▶ _MATERIAL FOR THE TASK_:
────────
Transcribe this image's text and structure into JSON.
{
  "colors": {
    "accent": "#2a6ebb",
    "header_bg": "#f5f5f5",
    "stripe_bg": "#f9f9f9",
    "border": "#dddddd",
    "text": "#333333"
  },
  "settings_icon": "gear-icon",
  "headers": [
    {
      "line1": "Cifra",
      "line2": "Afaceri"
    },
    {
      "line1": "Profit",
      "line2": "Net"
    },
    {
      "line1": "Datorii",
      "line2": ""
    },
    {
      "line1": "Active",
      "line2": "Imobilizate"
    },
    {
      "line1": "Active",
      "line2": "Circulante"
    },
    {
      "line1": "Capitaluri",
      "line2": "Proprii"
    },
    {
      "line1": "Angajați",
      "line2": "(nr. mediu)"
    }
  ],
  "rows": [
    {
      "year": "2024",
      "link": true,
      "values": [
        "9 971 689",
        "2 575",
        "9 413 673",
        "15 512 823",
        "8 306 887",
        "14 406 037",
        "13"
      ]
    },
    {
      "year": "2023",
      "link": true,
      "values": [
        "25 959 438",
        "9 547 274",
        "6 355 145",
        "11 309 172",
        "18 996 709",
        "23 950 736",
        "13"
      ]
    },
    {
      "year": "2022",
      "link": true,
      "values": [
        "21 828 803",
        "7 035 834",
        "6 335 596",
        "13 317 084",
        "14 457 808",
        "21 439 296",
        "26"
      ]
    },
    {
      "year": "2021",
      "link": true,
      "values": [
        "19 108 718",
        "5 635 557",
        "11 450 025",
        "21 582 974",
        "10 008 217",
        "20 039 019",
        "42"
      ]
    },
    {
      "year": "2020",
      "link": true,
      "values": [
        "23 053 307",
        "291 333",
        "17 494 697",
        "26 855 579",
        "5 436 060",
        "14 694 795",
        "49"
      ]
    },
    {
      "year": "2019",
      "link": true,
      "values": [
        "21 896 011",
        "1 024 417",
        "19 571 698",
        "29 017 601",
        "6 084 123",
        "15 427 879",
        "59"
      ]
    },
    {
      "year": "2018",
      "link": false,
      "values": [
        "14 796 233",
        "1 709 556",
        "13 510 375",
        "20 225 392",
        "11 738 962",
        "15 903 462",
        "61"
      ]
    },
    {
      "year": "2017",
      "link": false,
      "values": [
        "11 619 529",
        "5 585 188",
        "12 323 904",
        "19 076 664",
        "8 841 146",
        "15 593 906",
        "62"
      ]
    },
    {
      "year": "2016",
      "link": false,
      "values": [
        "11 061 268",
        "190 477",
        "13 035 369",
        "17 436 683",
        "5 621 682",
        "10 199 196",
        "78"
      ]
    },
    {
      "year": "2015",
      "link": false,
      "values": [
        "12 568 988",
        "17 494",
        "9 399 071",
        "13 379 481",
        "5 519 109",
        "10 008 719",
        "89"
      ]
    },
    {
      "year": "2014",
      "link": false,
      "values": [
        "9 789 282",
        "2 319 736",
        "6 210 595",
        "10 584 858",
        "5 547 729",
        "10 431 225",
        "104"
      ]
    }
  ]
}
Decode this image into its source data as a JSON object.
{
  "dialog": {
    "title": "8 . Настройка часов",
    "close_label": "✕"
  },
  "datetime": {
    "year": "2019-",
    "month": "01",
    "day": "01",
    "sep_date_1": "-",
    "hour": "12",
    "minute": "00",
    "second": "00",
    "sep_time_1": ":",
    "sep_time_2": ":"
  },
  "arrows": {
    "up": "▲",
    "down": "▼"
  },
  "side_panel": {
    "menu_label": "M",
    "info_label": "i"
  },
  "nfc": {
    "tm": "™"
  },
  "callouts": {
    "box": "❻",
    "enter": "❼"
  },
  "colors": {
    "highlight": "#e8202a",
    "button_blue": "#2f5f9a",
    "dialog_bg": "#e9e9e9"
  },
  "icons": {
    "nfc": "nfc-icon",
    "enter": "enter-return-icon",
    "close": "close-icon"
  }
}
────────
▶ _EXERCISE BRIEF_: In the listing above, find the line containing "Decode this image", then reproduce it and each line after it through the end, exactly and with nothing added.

▶ _EXERCISE ANSWER_:
Decode this image into its source data as a JSON object.
{
  "dialog": {
    "title": "8 . Настройка часов",
    "close_label": "✕"
  },
  "datetime": {
    "year": "2019-",
    "month": "01",
    "day": "01",
    "sep_date_1": "-",
    "hour": "12",
    "minute": "00",
    "second": "00",
    "sep_time_1": ":",
    "sep_time_2": ":"
  },
  "arrows": {
    "up": "▲",
    "down": "▼"
  },
  "side_panel": {
    "menu_label": "M",
    "info_label": "i"
  },
  "nfc": {
    "tm": "™"
  },
  "callouts": {
    "box": "❻",
    "enter": "❼"
  },
  "colors": {
    "highlight": "#e8202a",
    "button_blue": "#2f5f9a",
    "dialog_bg": "#e9e9e9"
  },
  "icons": {
    "nfc": "nfc-icon",
    "enter": "enter-return-icon",
    "close": "close-icon"
  }
}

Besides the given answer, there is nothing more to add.